◆ **Requirement**
Among the lines below, tally those holding the string "value" and give the total only.

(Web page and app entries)
-.-.-

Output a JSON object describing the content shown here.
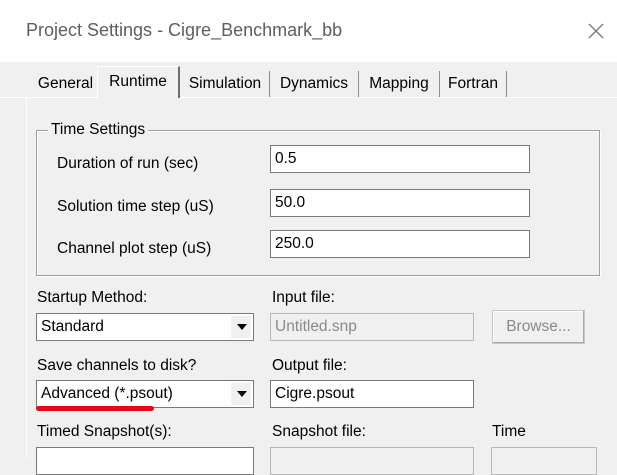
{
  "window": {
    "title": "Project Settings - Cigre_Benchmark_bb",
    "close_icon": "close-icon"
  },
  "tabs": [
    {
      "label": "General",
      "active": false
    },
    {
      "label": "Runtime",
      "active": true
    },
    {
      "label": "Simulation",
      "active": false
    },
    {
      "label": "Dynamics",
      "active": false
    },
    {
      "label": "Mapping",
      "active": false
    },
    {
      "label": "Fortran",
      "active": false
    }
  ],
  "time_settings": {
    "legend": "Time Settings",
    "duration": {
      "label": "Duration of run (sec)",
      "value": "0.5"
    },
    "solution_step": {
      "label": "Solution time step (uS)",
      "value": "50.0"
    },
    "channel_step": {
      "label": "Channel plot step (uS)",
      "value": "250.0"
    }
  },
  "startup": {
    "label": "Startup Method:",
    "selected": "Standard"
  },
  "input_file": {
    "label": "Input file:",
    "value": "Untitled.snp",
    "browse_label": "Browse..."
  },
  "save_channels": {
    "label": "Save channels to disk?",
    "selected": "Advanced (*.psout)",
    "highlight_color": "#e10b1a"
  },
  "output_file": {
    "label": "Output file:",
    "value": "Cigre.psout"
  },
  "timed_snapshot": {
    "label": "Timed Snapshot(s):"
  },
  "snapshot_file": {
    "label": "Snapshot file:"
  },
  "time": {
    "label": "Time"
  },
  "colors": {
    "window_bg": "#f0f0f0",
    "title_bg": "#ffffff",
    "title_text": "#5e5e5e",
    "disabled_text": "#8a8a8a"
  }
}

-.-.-

◆ **Result**
5